-- Task to carry out --
Search the data below, and report every line in which "requests" occurs.

-- Material for the task --
========================
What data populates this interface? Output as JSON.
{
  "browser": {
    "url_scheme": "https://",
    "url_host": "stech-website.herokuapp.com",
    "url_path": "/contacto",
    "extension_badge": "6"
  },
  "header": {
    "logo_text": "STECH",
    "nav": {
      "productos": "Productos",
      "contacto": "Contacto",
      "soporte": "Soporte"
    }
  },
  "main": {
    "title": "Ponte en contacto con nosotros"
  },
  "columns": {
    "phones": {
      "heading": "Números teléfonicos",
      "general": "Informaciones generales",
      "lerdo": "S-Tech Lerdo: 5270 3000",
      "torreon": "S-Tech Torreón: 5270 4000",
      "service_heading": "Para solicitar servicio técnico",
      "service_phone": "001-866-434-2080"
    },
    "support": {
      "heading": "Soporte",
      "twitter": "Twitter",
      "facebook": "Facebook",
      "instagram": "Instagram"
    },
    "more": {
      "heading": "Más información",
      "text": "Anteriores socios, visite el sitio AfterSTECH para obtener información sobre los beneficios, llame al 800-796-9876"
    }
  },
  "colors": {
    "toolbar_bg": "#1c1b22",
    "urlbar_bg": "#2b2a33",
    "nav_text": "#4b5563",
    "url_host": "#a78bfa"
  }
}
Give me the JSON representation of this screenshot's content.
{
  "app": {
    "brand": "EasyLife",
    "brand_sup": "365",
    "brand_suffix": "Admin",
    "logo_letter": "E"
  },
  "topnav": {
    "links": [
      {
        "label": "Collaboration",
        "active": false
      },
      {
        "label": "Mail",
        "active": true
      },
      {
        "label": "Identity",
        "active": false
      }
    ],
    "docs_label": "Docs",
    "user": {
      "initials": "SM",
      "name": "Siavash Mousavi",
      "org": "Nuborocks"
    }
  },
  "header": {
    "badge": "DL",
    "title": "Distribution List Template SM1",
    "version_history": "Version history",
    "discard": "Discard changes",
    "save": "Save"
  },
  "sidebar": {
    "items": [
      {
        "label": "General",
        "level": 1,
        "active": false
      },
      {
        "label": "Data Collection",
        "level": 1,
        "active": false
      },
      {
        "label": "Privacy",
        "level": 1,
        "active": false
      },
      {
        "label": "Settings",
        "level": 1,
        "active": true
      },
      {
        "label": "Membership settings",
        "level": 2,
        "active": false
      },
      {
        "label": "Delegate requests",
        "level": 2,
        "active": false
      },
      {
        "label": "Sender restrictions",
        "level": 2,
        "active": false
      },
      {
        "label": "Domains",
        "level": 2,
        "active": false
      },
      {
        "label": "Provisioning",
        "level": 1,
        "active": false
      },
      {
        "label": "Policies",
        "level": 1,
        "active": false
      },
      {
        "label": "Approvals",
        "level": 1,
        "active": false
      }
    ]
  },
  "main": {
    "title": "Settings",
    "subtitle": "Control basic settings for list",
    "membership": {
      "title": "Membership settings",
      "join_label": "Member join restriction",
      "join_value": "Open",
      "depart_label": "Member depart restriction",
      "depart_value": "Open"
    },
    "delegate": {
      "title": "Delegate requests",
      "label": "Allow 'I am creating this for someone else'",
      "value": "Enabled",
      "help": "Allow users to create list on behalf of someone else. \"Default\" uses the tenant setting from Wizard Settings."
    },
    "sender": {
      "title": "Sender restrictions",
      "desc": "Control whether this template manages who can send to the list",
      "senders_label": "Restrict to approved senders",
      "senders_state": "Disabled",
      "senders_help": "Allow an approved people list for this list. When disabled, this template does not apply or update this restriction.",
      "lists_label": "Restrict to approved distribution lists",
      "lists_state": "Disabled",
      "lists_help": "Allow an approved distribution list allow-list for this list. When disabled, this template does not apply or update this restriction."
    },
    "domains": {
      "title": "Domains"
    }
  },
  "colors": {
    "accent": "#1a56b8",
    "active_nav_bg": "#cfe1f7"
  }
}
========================
-- Written answer --
        "label": "Delegate requests",
      "title": "Delegate requests",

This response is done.